David Testo, an American-born professional soccer midfielder for the Montréal Impact came out as gay, in a report published this morning on the CBC’s French-language broadcast arm Radio-Canada:
““Je suis homosexuel, je suis gai, a-t-il confié à Radio-Canada Sports. Je né l’ai pas choisi. Ça fait seulement partie de ce que je suis. Et ça n’a rien à voir avec le talent d’un joueur de soccer. Tu peux être à la fois un excellent joueur de soccer et être gai.”
“I’m homosexual, I’m gay,” Testo, who is 30, told CBC Sports. “I did not choose. It’s just part of who I am. And it has nothing to do with the talent of a soccer player. You can be both an excellent soccer player and be gay.”
With this statement, Testo added his name to the notably short list of three openly-gay professional male soccer players which also includes Justin Fashanu (who came out in 1990 and died by suicide eight years later), and Swedish defender Anton Hysén who came out earlier this year.
Testo is an American-born player with a college soccer record from the University of South Carolina. He used to play for the Columbus Crew, a Major League Soccer (MLS) team, and is currently on the roster for Montréal Impact, a Canadian franchise which will join the MLS next year. Now imagine what Testo’s statement could do if he was officially supported by representatives from every one of these organizations.
Although Testo’s statement is a welcome development for anti-homophobia advocates, it may not generate the commentary and fanfare that followed Hysén’s. When the Swedish defender spoke to sports magazine Offside in mid-March, he became the first pro male player to do so since Fashanu, an event some of us had been eagerly waiting for.
If we had imagined a sort of domino effect, with player after player standing Spartacus-like and declaring his homosexuality, we were dreaming. After an initial flurry of interviews and fresh attention on the topic of homophobia in soccer, Hysén once again faded into the background with his fourth division team Utsiktens BK. Maybe we need a higher profile athlete, some of us said. A Beckham or a Messi.
But the problem’s not with the players—it’s with the governing bodies of the sport. As support for anti-discrimination policies across the global sports worlds increases (in the first half of 2011 alone, more than 25 high-profile spots figures came out as gay) professional soccer has displayed a uniform disregard for the issue.
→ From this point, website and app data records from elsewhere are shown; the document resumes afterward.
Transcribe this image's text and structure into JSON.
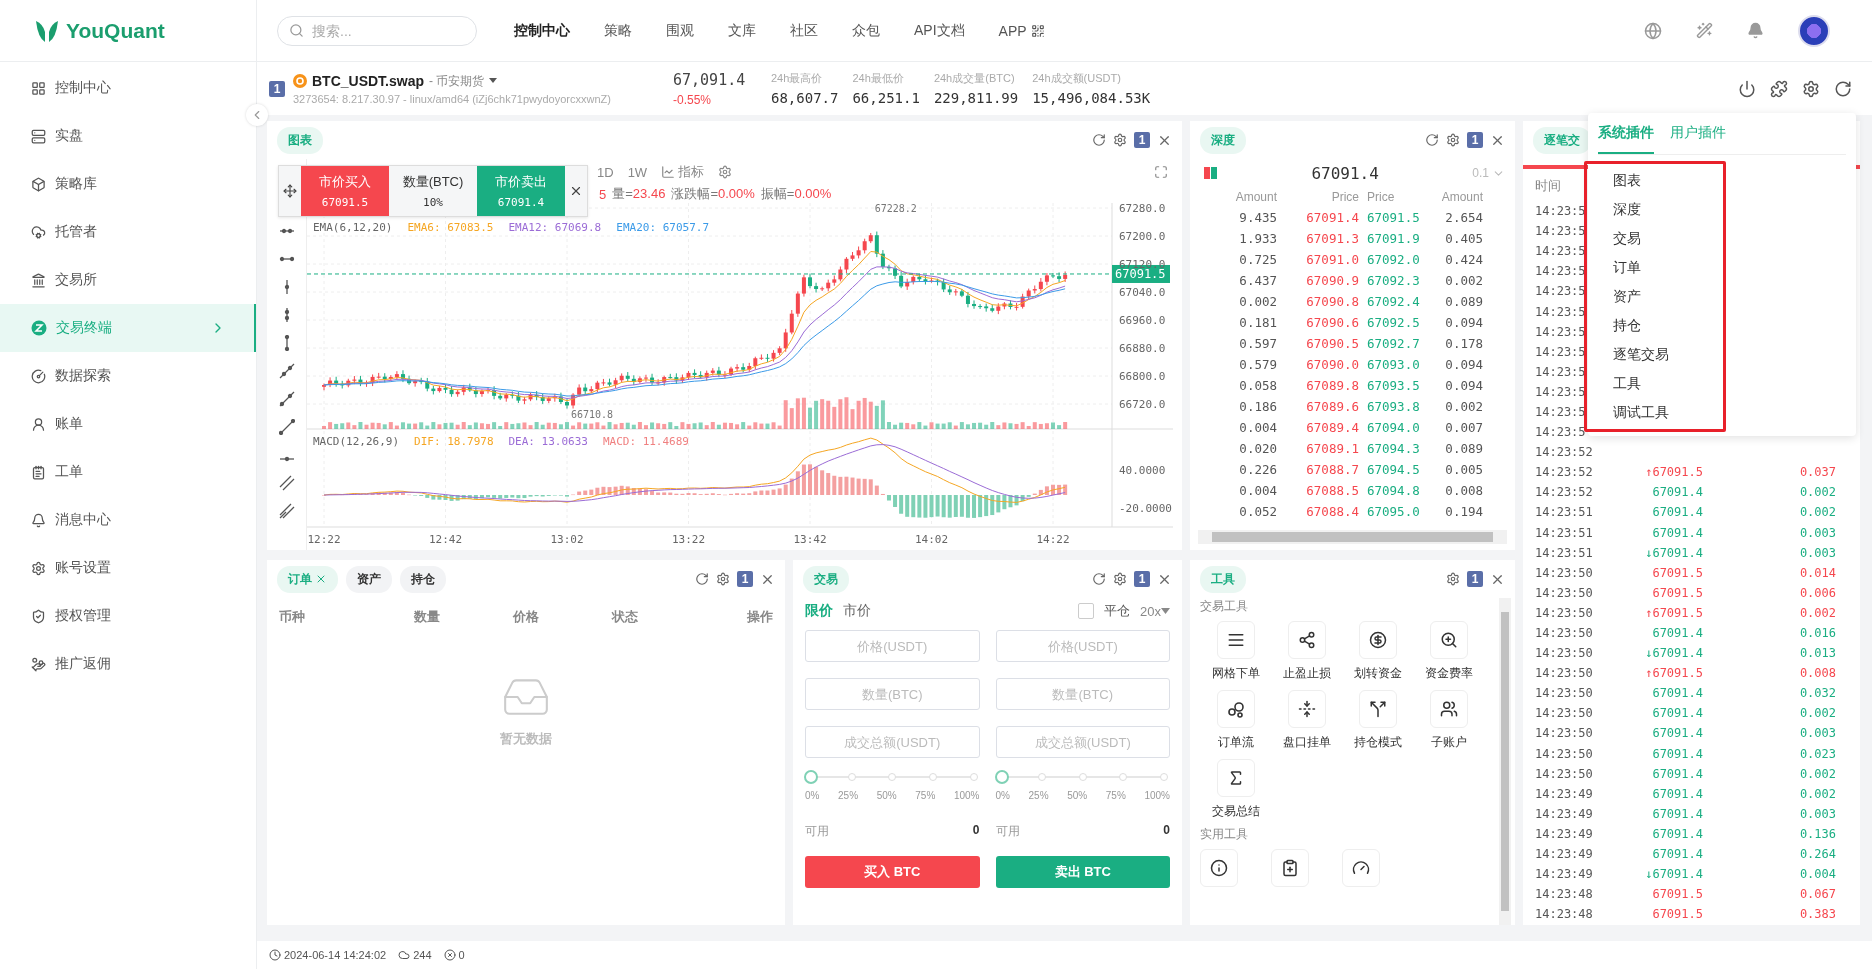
{
  "header": {
    "logo": "YouQuant",
    "search": {
      "placeholder": "搜索..."
    },
    "nav": [
      {
        "label": "控制中心",
        "selected": true,
        "kind": "link"
      },
      {
        "label": "策略",
        "selected": false,
        "kind": "link"
      },
      {
        "label": "围观",
        "selected": false,
        "kind": "link"
      },
      {
        "label": "文库",
        "selected": false,
        "kind": "link"
      },
      {
        "label": "社区",
        "selected": false,
        "kind": "link"
      },
      {
        "label": "众包",
        "selected": false,
        "kind": "link"
      },
      {
        "label": "API文档",
        "selected": false,
        "kind": "link"
      },
      {
        "label": "APP",
        "selected": false,
        "kind": "app"
      }
    ]
  },
  "sidebar": {
    "items": [
      {
        "label": "控制中心",
        "selected": false
      },
      {
        "label": "实盘",
        "selected": false
      },
      {
        "label": "策略库",
        "selected": false
      },
      {
        "label": "托管者",
        "selected": false
      },
      {
        "label": "交易所",
        "selected": false
      },
      {
        "label": "交易终端",
        "selected": true
      },
      {
        "label": "数据探索",
        "selected": false
      },
      {
        "label": "账单",
        "selected": false
      },
      {
        "label": "工单",
        "selected": false
      },
      {
        "label": "消息中心",
        "selected": false
      },
      {
        "label": "账号设置",
        "selected": false
      },
      {
        "label": "授权管理",
        "selected": false
      },
      {
        "label": "推广返佣",
        "selected": false
      }
    ]
  },
  "ticker": {
    "badge": "1",
    "symbol": "BTC_USDT.swap",
    "exchange": "- 币安期货",
    "robot": "3273654: 8.217.30.97 - linux/amd64 (iZj6chk71pwydoyorcxxwnZ)",
    "price": "67,091.4",
    "change": "-0.55%",
    "stats": [
      {
        "label": "24h最高价",
        "value": "68,607.7"
      },
      {
        "label": "24h最低价",
        "value": "66,251.1"
      },
      {
        "label": "24h成交量(BTC)",
        "value": "229,811.99"
      },
      {
        "label": "24h成交额(USDT)",
        "value": "15,496,084.53K"
      }
    ]
  },
  "chart_panel": {
    "tab": "图表",
    "badge": "1",
    "refresh": true,
    "quick_trade": {
      "buy_label": "市价买入",
      "buy_price": "67091.5",
      "qty_label": "数量(BTC)",
      "qty_value": "10%",
      "sell_label": "市价卖出",
      "sell_price": "67091.4"
    },
    "intervals": [
      "1D",
      "1W"
    ],
    "indicator": "指标",
    "info": [
      {
        "value": "5"
      },
      {
        "label": "量=",
        "value": "23.46"
      },
      {
        "label": "涨跌幅=",
        "value": "0.00%"
      },
      {
        "label": "振幅=",
        "value": "0.00%"
      }
    ],
    "ema_legend": [
      {
        "text": "EMA(6,12,20)",
        "color": "#666666"
      },
      {
        "text": "EMA6: 67083.5",
        "color": "#f5a623"
      },
      {
        "text": "EMA12: 67069.8",
        "color": "#9b6cd6"
      },
      {
        "text": "EMA20: 67057.7",
        "color": "#3c9be8"
      }
    ],
    "macd_legend": [
      {
        "text": "MACD(12,26,9)",
        "color": "#666666"
      },
      {
        "text": "DIF: 18.7978",
        "color": "#f5a623"
      },
      {
        "text": "DEA: 13.0633",
        "color": "#9b6cd6"
      },
      {
        "text": "MACD: 11.4689",
        "color": "#f08080"
      }
    ],
    "price_ticks": [
      "67280.0",
      "67200.0",
      "67120.0",
      "67040.0",
      "66960.0",
      "66880.0",
      "66800.0",
      "66720.0"
    ],
    "macd_ticks": [
      "40.0000",
      "-20.0000"
    ],
    "time_ticks": [
      "12:22",
      "12:42",
      "13:02",
      "13:22",
      "13:42",
      "14:02",
      "14:22"
    ],
    "last_price": "67091.5",
    "high_mark": "67228.2",
    "low_mark": "66710.8"
  },
  "depth_panel": {
    "tab": "深度",
    "badge": "1",
    "refresh": true,
    "mid_price": "67091.4",
    "step": "0.1",
    "columns": [
      "Amount",
      "Price",
      "Price",
      "Amount"
    ],
    "rows": [
      {
        "bid_amount": "9.435",
        "bid_price": "67091.4",
        "ask_price": "67091.5",
        "ask_amount": "2.654"
      },
      {
        "bid_amount": "1.933",
        "bid_price": "67091.3",
        "ask_price": "67091.9",
        "ask_amount": "0.405"
      },
      {
        "bid_amount": "0.725",
        "bid_price": "67091.0",
        "ask_price": "67092.0",
        "ask_amount": "0.424"
      },
      {
        "bid_amount": "6.437",
        "bid_price": "67090.9",
        "ask_price": "67092.3",
        "ask_amount": "0.002"
      },
      {
        "bid_amount": "0.002",
        "bid_price": "67090.8",
        "ask_price": "67092.4",
        "ask_amount": "0.089"
      },
      {
        "bid_amount": "0.181",
        "bid_price": "67090.6",
        "ask_price": "67092.5",
        "ask_amount": "0.094"
      },
      {
        "bid_amount": "0.597",
        "bid_price": "67090.5",
        "ask_price": "67092.7",
        "ask_amount": "0.178"
      },
      {
        "bid_amount": "0.579",
        "bid_price": "67090.0",
        "ask_price": "67093.0",
        "ask_amount": "0.094"
      },
      {
        "bid_amount": "0.058",
        "bid_price": "67089.8",
        "ask_price": "67093.5",
        "ask_amount": "0.094"
      },
      {
        "bid_amount": "0.186",
        "bid_price": "67089.6",
        "ask_price": "67093.8",
        "ask_amount": "0.002"
      },
      {
        "bid_amount": "0.004",
        "bid_price": "67089.4",
        "ask_price": "67094.0",
        "ask_amount": "0.007"
      },
      {
        "bid_amount": "0.020",
        "bid_price": "67089.1",
        "ask_price": "67094.3",
        "ask_amount": "0.089"
      },
      {
        "bid_amount": "0.226",
        "bid_price": "67088.7",
        "ask_price": "67094.5",
        "ask_amount": "0.005"
      },
      {
        "bid_amount": "0.004",
        "bid_price": "67088.5",
        "ask_price": "67094.8",
        "ask_amount": "0.008"
      },
      {
        "bid_amount": "0.052",
        "bid_price": "67088.4",
        "ask_price": "67095.0",
        "ask_amount": "0.194"
      }
    ]
  },
  "trades_panel": {
    "tab": "逐笔交",
    "columns": [
      "时间"
    ],
    "rows": [
      {
        "time": "14:23:5"
      },
      {
        "time": "14:23:5"
      },
      {
        "time": "14:23:5"
      },
      {
        "time": "14:23:5"
      },
      {
        "time": "14:23:5"
      },
      {
        "time": "14:23:5"
      },
      {
        "time": "14:23:5"
      },
      {
        "time": "14:23:5"
      },
      {
        "time": "14:23:5"
      },
      {
        "time": "14:23:5"
      },
      {
        "time": "14:23:5"
      },
      {
        "time": "14:23:5"
      },
      {
        "time": "14:23:52"
      },
      {
        "time": "14:23:52",
        "arrow": "↑",
        "price": "67091.5",
        "amount": "0.037",
        "kind": "buy"
      },
      {
        "time": "14:23:52",
        "price": "67091.4",
        "amount": "0.002",
        "kind": "sell"
      },
      {
        "time": "14:23:51",
        "price": "67091.4",
        "amount": "0.002",
        "kind": "sell"
      },
      {
        "time": "14:23:51",
        "price": "67091.4",
        "amount": "0.003",
        "kind": "sell"
      },
      {
        "time": "14:23:51",
        "arrow": "↓",
        "price": "67091.4",
        "amount": "0.003",
        "kind": "sell"
      },
      {
        "time": "14:23:50",
        "price": "67091.5",
        "amount": "0.014",
        "kind": "buy"
      },
      {
        "time": "14:23:50",
        "price": "67091.5",
        "amount": "0.006",
        "kind": "buy"
      },
      {
        "time": "14:23:50",
        "arrow": "↑",
        "price": "67091.5",
        "amount": "0.002",
        "kind": "buy"
      },
      {
        "time": "14:23:50",
        "price": "67091.4",
        "amount": "0.016",
        "kind": "sell"
      },
      {
        "time": "14:23:50",
        "arrow": "↓",
        "price": "67091.4",
        "amount": "0.013",
        "kind": "sell"
      },
      {
        "time": "14:23:50",
        "arrow": "↑",
        "price": "67091.5",
        "amount": "0.008",
        "kind": "buy"
      },
      {
        "time": "14:23:50",
        "price": "67091.4",
        "amount": "0.032",
        "kind": "sell"
      },
      {
        "time": "14:23:50",
        "price": "67091.4",
        "amount": "0.002",
        "kind": "sell"
      },
      {
        "time": "14:23:50",
        "price": "67091.4",
        "amount": "0.003",
        "kind": "sell"
      },
      {
        "time": "14:23:50",
        "price": "67091.4",
        "amount": "0.023",
        "kind": "sell"
      },
      {
        "time": "14:23:50",
        "price": "67091.4",
        "amount": "0.002",
        "kind": "sell"
      },
      {
        "time": "14:23:49",
        "price": "67091.4",
        "amount": "0.002",
        "kind": "sell"
      },
      {
        "time": "14:23:49",
        "price": "67091.4",
        "amount": "0.003",
        "kind": "sell"
      },
      {
        "time": "14:23:49",
        "price": "67091.4",
        "amount": "0.136",
        "kind": "sell"
      },
      {
        "time": "14:23:49",
        "price": "67091.4",
        "amount": "0.264",
        "kind": "sell"
      },
      {
        "time": "14:23:49",
        "arrow": "↓",
        "price": "67091.4",
        "amount": "0.004",
        "kind": "sell"
      },
      {
        "time": "14:23:48",
        "price": "67091.5",
        "amount": "0.067",
        "kind": "buy"
      },
      {
        "time": "14:23:48",
        "price": "67091.5",
        "amount": "0.383",
        "kind": "buy"
      }
    ]
  },
  "orders_panel": {
    "badge": "1",
    "refresh": true,
    "tabs": [
      {
        "label": "订单",
        "selected": true,
        "closable": true
      },
      {
        "label": "资产",
        "selected": false,
        "closable": false
      },
      {
        "label": "持仓",
        "selected": false,
        "closable": false
      }
    ],
    "columns": [
      "币种",
      "数量",
      "价格",
      "状态",
      "操作"
    ],
    "empty": "暂无数据"
  },
  "trade_panel": {
    "tab": "交易",
    "badge": "1",
    "refresh": true,
    "modes": [
      {
        "label": "限价",
        "selected": true
      },
      {
        "label": "市价",
        "selected": false
      }
    ],
    "close_position": {
      "label": "平仓",
      "checked": false
    },
    "leverage": "20x",
    "sides": [
      {
        "kind": "buy",
        "fields": [
          {
            "placeholder": "价格(USDT)"
          },
          {
            "placeholder": "数量(BTC)"
          },
          {
            "placeholder": "成交总额(USDT)"
          }
        ],
        "slider": {
          "level": 0,
          "marks": [
            "0%",
            "25%",
            "50%",
            "75%",
            "100%"
          ]
        },
        "available_label": "可用",
        "available": "0",
        "button": "买入 BTC"
      },
      {
        "kind": "sell",
        "fields": [
          {
            "placeholder": "价格(USDT)"
          },
          {
            "placeholder": "数量(BTC)"
          },
          {
            "placeholder": "成交总额(USDT)"
          }
        ],
        "slider": {
          "level": 0,
          "marks": [
            "0%",
            "25%",
            "50%",
            "75%",
            "100%"
          ]
        },
        "available_label": "可用",
        "available": "0",
        "button": "卖出 BTC"
      }
    ]
  },
  "tools_panel": {
    "tab": "工具",
    "badge": "1",
    "refresh": false,
    "section": "交易工具",
    "items": [
      "网格下单",
      "止盈止损",
      "划转资金",
      "资金费率",
      "订单流",
      "盘口挂单",
      "持仓模式",
      "子账户",
      "交易总结"
    ],
    "utility_section": "实用工具"
  },
  "plugin_menu": {
    "tabs": [
      {
        "label": "系统插件",
        "selected": true
      },
      {
        "label": "用户插件",
        "selected": false
      }
    ],
    "items": [
      "图表",
      "深度",
      "交易",
      "订单",
      "资产",
      "持仓",
      "逐笔交易",
      "工具",
      "调试工具"
    ]
  },
  "status_bar": {
    "time": "2024-06-14 14:24:02",
    "count": "244",
    "errors": "0"
  }
}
Led by Sepp Blatter, FIFA is notorious for its mishandling of homophobia concerns. The outrage over FIFA’s reinstatement of Croatian Football Federation president Vlatko Markovic in February after his homophobic remarks in November 2010 was all-but-forgotten after the organization’s refusal to react to Nigerian head coach Ucharia Uche’s homophobic comments and actions before and during the Women’s World Cup in June. With no signs of support from the top, soccer has been left behind in an increasingly inclusive and diverse sports landscape.
With tenacious and effective grassroots advocacy from organizations like the International Gay and Lesbian Football Association (IGLFA), recreational leagues from around the world, and anti-homophobia organizations (most notably, The Justin Campaign which was named after the late Fahsanu) it’s entirely possible that the story of inclusive soccer will be written from the ground up. If so, Testo’s statement presents a significant opportunity to game-changers in the world of professional soccer.
The fans are doing their part; the advocates are doing their part; and even if they’ve been a bit slow to come out, the players are doing their part. Now it’s time for the owners, the administrators, and the organizers to do their part and help usher in a new era of soccer that rejects homophobia.